I recently appeared on Rip Off Britain Live to talk about dodgy online retailers and as the programme aired, the phone lines and email inboxes melted. It turns out the particular scam we were discussing was more widespread that we thought. The subject? Dodgy retailers on social media.
The way we shop has fundamentally changed over lockdown. Many people who were reluctant to buy things online were forced on to the web out of necessity. Online shopping has many benefits. It’s much easier to order things from the comfort of your sofa. But in some cases things are not always what they seem.
The latest scam involves goods that you order through adverts on Facebook or Instagram that aren’t even remotely what they claim to be online. Some shocking examples I’ve seen include:
How is this legal?
In short, it’s not. But herein lies the problem. Many of these sellers are based abroad and though their adverts look professional, they’re actually cheap and easy to fake.
These people are con-artists. They vanish and reappear in other guises faster than you can blink. Astoundingly, some of these retailers are semi-official and brazenly respond to emails.

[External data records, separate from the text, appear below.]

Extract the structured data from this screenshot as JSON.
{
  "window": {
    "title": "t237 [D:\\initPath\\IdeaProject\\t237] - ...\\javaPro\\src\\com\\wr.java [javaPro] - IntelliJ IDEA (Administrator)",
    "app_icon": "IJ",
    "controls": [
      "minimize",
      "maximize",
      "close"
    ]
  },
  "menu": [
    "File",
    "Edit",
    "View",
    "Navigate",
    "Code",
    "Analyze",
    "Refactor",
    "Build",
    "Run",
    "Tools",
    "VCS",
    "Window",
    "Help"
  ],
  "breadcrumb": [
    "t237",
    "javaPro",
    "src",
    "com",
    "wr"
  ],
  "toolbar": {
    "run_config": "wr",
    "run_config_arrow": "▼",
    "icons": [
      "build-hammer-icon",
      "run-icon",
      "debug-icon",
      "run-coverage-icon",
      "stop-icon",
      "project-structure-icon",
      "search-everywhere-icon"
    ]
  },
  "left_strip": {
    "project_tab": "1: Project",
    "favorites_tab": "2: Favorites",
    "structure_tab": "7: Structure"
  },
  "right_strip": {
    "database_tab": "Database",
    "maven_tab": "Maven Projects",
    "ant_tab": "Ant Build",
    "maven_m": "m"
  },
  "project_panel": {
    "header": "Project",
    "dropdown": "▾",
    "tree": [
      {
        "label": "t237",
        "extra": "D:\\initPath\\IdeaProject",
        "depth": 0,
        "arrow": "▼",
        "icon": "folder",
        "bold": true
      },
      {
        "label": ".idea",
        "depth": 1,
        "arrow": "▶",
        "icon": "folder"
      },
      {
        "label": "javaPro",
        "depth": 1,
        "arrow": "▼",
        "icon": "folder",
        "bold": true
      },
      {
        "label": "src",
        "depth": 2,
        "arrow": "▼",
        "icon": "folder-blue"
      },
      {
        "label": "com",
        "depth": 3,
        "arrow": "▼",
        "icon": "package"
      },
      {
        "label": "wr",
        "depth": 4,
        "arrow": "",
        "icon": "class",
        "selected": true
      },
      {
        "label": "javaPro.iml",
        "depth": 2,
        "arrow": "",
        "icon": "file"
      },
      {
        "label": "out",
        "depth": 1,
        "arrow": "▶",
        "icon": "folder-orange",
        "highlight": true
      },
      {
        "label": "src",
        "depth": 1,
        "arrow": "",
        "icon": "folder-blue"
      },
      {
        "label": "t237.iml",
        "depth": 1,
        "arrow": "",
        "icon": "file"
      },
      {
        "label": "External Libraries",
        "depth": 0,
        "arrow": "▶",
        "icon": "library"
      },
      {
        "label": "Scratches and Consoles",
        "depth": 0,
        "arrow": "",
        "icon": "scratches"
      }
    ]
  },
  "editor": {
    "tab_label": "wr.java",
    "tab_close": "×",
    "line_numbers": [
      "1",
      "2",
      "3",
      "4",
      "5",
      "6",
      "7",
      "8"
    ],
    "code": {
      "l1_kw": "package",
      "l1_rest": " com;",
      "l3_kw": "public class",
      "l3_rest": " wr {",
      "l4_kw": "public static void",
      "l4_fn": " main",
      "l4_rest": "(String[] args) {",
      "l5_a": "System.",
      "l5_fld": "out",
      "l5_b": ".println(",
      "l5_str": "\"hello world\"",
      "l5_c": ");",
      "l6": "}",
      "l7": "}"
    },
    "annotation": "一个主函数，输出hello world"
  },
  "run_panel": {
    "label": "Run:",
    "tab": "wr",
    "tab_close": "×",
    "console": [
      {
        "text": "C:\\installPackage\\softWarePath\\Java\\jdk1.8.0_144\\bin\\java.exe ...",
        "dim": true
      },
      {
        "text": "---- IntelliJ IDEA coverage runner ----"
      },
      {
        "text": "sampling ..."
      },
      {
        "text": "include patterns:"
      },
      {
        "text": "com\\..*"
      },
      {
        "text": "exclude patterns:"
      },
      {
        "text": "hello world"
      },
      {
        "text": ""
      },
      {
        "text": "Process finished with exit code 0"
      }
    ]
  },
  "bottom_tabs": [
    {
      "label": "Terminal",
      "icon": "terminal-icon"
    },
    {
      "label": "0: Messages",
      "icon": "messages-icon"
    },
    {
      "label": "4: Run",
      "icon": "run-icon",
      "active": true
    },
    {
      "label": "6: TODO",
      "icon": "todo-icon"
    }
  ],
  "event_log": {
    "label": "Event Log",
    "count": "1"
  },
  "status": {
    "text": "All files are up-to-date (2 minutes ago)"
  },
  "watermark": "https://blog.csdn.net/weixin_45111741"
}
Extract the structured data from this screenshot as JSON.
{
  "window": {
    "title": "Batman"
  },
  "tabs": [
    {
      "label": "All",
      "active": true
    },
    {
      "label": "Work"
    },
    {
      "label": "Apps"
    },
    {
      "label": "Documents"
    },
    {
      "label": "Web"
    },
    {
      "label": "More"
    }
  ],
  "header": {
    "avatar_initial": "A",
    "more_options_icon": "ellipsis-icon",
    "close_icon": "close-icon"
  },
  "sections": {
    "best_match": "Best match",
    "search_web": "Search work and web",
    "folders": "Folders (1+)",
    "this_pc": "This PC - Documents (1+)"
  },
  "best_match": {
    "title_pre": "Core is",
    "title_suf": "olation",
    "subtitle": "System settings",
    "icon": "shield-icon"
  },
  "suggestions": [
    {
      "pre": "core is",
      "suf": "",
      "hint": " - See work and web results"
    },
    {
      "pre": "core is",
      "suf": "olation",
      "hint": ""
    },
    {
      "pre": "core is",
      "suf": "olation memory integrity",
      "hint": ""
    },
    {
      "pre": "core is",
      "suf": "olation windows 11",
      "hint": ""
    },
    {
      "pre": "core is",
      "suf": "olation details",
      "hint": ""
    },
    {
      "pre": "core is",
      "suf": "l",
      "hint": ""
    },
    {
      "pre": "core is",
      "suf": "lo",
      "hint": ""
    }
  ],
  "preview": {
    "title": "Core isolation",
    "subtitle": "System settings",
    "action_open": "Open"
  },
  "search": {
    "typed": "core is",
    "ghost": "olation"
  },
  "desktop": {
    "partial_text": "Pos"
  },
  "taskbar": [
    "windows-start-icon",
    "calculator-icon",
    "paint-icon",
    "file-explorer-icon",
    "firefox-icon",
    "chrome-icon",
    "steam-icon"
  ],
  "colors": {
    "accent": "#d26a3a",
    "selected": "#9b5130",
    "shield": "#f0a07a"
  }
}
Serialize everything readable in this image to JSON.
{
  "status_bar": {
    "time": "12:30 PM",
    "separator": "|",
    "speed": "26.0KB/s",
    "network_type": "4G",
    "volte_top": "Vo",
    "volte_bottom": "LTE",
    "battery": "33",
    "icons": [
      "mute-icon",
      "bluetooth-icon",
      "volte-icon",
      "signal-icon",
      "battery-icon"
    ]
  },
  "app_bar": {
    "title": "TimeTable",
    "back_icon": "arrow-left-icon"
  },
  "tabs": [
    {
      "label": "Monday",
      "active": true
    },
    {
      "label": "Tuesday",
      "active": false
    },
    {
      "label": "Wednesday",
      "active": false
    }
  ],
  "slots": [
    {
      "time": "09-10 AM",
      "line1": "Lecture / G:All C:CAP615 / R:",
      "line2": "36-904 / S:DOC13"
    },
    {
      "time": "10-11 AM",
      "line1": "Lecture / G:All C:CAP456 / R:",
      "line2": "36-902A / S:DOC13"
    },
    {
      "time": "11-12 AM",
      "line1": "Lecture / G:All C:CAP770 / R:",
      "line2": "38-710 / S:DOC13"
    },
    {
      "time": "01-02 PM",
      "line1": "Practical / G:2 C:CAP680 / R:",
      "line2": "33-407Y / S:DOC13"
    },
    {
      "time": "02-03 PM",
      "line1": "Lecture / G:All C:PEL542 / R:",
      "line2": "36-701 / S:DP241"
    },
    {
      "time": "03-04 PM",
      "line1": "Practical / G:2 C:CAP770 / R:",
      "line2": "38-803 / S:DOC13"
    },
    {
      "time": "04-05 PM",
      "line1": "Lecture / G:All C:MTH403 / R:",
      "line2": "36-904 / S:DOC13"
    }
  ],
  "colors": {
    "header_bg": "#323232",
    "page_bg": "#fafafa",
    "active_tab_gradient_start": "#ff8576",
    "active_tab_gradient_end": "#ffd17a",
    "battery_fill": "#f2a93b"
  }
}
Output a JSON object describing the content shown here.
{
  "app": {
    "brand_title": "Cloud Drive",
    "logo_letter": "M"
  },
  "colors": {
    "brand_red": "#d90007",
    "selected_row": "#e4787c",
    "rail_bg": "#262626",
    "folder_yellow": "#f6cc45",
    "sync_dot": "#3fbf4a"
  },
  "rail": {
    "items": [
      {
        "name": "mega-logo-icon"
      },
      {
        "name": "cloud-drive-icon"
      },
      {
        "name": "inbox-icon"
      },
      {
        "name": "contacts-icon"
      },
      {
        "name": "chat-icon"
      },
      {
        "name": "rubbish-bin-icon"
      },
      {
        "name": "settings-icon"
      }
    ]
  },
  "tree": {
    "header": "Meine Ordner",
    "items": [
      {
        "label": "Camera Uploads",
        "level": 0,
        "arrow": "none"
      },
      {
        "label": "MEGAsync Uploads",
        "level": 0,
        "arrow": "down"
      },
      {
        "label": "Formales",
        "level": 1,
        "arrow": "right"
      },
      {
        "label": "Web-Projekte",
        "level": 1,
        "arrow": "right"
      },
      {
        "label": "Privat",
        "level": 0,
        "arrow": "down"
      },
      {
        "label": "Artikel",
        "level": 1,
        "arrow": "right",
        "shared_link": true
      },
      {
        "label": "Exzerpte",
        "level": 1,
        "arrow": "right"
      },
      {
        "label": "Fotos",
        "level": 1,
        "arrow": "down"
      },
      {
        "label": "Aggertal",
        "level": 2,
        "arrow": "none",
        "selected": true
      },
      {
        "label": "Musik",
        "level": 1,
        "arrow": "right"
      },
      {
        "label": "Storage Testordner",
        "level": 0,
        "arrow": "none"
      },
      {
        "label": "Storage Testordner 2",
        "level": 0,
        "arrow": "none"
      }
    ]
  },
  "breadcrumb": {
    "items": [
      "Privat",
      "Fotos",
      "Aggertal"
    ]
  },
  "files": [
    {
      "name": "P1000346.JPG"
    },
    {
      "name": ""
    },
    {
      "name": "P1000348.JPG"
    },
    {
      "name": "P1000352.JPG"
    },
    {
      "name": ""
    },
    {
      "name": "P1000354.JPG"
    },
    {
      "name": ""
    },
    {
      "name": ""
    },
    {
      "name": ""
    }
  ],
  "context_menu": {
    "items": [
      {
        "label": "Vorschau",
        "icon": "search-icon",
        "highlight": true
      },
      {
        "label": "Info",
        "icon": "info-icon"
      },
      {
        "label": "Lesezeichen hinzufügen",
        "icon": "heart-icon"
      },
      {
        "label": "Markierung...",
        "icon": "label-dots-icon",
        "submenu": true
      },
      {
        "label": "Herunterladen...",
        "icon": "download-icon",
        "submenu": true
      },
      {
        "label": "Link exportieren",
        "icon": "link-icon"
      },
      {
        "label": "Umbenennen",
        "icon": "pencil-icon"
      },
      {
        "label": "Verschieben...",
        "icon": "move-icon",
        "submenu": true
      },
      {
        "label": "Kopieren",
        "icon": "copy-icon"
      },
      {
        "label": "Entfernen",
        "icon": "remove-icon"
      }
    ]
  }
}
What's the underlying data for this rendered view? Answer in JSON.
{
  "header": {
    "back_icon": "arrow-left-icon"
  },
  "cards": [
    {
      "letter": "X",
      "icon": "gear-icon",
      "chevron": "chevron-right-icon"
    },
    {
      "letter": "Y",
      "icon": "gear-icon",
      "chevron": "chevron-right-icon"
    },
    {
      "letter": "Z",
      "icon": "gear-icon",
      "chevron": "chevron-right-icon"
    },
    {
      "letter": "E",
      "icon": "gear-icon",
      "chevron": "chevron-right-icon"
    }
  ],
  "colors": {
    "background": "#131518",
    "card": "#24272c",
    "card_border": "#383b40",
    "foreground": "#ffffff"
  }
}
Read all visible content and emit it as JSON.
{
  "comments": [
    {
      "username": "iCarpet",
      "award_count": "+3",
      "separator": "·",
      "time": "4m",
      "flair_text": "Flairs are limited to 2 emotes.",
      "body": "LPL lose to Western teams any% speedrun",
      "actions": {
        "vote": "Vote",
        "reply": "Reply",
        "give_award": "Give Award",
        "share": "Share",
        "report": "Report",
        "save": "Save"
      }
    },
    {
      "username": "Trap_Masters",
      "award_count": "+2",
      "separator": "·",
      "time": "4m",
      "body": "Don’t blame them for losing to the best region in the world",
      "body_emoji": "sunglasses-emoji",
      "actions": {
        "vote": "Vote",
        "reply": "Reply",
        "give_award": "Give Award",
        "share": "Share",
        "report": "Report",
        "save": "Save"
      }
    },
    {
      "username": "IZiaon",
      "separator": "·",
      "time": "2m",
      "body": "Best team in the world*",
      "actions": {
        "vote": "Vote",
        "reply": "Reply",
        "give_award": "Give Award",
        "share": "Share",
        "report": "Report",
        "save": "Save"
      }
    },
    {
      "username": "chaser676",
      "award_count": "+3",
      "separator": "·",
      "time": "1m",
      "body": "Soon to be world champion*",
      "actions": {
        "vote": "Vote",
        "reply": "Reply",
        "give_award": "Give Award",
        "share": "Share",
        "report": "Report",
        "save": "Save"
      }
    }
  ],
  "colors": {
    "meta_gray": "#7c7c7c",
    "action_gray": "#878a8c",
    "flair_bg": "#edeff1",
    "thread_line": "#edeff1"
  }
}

Many people ask me why these firms bother to send anything, when it’s quite clearly a rip off. The simple answer is taking money and not delivering anything is a direct criminal act. However, sending something that arguably meets the criteria – even if it’s bonkers – means it becomes more of a grey area in the eyes of the law.
How can I avoid being ripped off?
Here are a few tips to help you avoid being bamboozled by dodgy online sellers.
If you have a complaint because your purchase isn’t up to scratch, Resolver can help. Start your complaint for free.